Bokashi composting improves the quality of the soil, and
Bokashi composting is affordable.
1. Reduces bad smells and odors from composting food waste
Putting food waste in a large container or simply burying them in an open hole in the ground will cause the waste to rot and produce bad smells. Such odors attract insects and pests. I found that using the bokashi bucket with its comes with a tightly fitted lid, prevents strong odors and does not attract insects.
2. Very quick and easy
Other forms of composting need complicated and lengthy processes to be successful. You have to choose the best mix of green and brown waste, conduct proper aeration and add the right amount of moisture. However, when it comes to bokashi composting, the procedure is rather simple. You only have to add a suitable microbe mix (bokashi bran) and wait for the process of fermentation to take place.
3. Improves the soil
Garden worms are important for any garden compost!
Is the soil in your garden full of earthworms and other micro-organisms? If not, then using bokashi will help. I have found that once you bury your bokashi pre-compost it improves the structure of the soil. It helps the soil retain more water and reduces plant diseases. Why so? Well, this is thanks to the millions of beneficial micro-organisms produced during the bokashi process.
4. It’s affordable
Bokashi composting reduces the use of pesticides and other fertilizers! (Source)
There is an initial cost of buying suitable bokashi composters and a (small) ongoing cost of buying bokashi bran. However, I have made many savings in my garden since using bokashi composting as I no longer need to buy fertilizers and pesticides. My plants are stronger and my garden looks amazing.
What I learnt from my first bokashi composter
Bokashi composting can be a learning process. Here are the few things I learned while doing it.
- Since it is an anaerobic process, the bin must be free from oxygen as much as possible. When you are compressing the bokashi bran into your food waste, press it really flat. This is to eliminate as many air pockets as possible.
- Remember to draw liquid from the bin. This helps maintain the environment where the bacteria thrive on.

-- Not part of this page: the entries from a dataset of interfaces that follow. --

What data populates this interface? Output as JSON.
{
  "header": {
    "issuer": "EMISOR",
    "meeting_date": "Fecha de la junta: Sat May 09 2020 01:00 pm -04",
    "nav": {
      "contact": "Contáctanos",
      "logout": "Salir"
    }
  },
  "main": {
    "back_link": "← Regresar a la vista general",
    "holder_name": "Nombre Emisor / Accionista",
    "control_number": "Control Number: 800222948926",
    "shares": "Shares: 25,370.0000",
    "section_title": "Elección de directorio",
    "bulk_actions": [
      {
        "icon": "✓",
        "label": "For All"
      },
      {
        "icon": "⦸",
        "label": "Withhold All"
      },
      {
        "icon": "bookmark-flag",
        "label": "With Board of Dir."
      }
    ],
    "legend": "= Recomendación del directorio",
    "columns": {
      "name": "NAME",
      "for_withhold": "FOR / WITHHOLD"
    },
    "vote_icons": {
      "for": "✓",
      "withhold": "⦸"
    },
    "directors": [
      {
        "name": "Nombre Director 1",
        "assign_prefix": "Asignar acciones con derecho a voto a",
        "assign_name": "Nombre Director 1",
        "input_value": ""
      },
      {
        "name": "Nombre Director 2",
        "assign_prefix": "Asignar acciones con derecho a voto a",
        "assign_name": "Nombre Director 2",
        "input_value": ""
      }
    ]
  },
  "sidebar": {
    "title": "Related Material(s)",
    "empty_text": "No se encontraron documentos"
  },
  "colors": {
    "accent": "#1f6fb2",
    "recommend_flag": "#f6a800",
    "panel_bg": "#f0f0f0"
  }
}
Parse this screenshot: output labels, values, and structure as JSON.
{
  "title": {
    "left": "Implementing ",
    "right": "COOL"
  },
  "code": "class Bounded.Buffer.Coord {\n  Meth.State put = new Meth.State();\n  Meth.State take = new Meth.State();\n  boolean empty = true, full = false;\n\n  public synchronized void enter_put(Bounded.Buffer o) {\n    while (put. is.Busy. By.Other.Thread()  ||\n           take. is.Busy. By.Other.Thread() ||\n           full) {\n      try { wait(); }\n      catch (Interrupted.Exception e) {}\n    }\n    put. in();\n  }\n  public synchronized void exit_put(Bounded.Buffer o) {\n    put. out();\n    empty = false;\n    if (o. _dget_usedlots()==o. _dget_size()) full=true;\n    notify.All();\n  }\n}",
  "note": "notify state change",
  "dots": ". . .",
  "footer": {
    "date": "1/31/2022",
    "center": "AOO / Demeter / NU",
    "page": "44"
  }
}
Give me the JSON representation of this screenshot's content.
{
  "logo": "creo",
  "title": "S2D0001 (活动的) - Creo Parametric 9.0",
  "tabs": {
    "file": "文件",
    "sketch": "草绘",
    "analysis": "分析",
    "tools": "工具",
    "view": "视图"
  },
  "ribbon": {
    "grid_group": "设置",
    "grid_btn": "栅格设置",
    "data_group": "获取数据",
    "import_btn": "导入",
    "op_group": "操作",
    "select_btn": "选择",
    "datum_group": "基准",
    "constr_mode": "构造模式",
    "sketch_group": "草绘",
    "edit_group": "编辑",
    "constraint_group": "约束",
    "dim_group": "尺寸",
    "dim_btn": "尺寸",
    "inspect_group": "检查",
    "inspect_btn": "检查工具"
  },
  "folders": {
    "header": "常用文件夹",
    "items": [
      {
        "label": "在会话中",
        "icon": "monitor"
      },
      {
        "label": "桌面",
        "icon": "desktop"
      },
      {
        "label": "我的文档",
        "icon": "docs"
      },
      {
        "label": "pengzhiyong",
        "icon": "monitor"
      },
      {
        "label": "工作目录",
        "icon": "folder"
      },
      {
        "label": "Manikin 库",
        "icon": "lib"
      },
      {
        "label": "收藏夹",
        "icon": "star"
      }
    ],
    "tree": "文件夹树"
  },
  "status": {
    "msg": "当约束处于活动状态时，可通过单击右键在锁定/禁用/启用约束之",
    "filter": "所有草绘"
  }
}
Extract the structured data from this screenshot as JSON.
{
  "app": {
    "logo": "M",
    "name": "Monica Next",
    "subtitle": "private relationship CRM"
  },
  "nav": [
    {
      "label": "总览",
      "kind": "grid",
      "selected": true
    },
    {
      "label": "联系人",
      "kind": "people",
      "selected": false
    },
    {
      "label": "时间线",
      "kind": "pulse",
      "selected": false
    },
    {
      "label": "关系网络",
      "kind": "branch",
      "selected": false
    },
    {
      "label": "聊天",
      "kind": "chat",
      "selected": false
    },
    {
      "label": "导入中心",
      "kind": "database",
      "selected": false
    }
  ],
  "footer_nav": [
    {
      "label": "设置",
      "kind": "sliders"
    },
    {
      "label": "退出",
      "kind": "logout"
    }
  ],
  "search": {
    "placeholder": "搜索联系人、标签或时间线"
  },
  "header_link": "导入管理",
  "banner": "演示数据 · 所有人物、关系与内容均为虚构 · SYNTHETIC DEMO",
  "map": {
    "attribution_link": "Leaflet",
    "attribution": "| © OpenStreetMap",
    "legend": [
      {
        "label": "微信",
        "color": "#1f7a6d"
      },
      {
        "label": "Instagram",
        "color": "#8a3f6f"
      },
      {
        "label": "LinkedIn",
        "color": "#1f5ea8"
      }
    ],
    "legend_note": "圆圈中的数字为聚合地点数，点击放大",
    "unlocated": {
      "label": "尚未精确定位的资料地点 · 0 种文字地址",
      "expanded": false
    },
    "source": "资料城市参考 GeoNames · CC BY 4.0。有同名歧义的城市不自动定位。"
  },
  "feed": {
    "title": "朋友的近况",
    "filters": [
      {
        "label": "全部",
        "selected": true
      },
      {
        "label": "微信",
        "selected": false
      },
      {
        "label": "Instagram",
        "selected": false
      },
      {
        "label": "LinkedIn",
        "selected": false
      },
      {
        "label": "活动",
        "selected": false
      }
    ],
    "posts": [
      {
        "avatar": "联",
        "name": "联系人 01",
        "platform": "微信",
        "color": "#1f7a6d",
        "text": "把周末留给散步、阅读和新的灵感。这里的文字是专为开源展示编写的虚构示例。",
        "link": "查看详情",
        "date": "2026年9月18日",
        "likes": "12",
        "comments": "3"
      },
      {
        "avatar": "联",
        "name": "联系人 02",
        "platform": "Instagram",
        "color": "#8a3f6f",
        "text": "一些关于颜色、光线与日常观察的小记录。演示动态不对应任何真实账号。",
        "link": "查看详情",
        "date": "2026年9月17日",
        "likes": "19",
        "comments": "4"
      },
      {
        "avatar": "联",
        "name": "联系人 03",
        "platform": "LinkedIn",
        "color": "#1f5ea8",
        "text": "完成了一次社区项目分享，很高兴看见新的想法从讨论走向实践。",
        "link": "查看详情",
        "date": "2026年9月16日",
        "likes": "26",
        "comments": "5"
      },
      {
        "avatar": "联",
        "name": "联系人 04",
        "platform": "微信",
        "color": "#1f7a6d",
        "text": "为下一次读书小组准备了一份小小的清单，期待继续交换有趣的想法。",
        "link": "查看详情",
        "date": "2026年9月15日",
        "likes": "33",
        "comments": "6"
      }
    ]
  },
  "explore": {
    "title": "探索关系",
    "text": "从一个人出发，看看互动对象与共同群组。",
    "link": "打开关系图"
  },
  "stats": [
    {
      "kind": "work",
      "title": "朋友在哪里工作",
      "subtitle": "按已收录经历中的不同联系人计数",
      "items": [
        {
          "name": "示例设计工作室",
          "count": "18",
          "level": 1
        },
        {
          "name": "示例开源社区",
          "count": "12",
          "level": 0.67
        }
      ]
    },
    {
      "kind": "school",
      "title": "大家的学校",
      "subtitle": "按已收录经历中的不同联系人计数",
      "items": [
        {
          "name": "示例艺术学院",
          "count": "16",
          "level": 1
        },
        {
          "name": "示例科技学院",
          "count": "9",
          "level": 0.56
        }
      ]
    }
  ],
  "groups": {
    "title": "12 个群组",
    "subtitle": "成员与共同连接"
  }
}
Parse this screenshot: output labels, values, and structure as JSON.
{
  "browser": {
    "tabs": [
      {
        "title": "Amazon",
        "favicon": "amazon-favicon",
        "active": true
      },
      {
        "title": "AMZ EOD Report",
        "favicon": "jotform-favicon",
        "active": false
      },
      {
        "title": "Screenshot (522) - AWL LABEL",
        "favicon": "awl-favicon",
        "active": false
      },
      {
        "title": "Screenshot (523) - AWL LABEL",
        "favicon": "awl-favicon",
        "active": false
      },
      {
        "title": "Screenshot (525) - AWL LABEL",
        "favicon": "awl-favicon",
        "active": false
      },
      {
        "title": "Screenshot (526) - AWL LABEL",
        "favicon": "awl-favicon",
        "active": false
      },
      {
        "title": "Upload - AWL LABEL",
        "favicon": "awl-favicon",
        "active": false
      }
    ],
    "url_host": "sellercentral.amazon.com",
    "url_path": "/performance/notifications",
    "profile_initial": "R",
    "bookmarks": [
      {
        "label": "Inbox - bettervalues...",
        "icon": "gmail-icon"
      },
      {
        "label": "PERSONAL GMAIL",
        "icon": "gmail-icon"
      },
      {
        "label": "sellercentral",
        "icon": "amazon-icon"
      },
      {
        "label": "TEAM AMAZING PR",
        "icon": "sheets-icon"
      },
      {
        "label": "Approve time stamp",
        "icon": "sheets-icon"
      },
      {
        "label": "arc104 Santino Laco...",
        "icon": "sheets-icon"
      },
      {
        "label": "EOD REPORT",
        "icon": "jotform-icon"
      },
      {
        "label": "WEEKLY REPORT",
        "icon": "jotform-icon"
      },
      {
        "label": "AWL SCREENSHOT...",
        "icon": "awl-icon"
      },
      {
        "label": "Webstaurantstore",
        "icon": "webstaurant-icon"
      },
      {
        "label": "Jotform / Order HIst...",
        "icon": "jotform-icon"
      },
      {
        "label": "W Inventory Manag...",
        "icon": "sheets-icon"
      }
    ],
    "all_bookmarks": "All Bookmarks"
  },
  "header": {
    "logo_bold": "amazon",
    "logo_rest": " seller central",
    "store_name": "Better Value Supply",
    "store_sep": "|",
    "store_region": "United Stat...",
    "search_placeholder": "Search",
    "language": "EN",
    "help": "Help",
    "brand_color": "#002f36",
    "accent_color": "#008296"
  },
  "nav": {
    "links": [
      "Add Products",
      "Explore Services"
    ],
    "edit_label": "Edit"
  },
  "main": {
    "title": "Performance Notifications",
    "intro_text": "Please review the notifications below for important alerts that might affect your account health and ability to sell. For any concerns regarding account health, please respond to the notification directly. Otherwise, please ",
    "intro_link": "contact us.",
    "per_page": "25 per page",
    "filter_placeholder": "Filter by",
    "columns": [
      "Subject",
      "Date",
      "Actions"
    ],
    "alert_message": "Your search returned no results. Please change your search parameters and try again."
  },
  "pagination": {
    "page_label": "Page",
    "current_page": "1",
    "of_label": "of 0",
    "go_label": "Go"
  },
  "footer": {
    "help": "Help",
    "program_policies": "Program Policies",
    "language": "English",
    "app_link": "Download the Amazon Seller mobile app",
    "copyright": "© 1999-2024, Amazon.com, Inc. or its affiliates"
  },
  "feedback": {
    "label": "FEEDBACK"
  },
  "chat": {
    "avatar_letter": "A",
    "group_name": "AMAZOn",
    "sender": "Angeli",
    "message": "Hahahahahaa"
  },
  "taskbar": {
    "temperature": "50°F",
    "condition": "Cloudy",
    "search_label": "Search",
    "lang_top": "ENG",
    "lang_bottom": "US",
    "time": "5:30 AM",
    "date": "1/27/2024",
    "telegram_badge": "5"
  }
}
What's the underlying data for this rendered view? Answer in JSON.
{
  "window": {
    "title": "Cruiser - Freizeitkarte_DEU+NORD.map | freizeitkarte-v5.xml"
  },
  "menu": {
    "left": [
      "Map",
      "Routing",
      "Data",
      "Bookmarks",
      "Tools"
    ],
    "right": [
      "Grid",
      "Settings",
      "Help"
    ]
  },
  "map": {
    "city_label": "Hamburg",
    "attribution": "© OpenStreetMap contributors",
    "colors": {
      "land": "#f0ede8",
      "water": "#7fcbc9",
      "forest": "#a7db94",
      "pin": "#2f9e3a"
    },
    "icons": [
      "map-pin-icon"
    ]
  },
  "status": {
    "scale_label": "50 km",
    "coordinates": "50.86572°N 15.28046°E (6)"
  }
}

- Though bokashi composting does not smell like a field of flowers, it should not smell like decay either. It typically has a pickle-y, yeasty odor. If you do notice something like this happening, it means that something has gone wrong. However, do not lose all hope! Learn more about troubleshooting your bokashi bucket.
- After two weeks, when the bokashi mixture can be buried, this does not entirely mean that the process is already “done.” The mixture should not be touched after two weeks when it is a “pre-compost” as it is quite acidic. Only after a month, when the mixture is fully incorporated into the soil.
- If you have vermicomposting worms, then it should be fine feeding them the pickled bokashi material. But note that this is quite acidic, and the worms can be sensitive to acidity. However, some people have done this, and their worms were fine. Learn more
I love bokashi composting in my garden and I would recommend other people to try it too. It may be one of the best fertilizers for your tomatoes, garlic or any other fruit or vegetable.
About the author
Hi there! I’m Lucy – founder of GardenAmbition.com and I’m a self-confessed garden fanatic. Gardening has always been a passion of mine and will always be my favorite pastime. Now that I am married and have one adorable son, I have the time to write and share my personal experiences with other garden enthusiasts like me.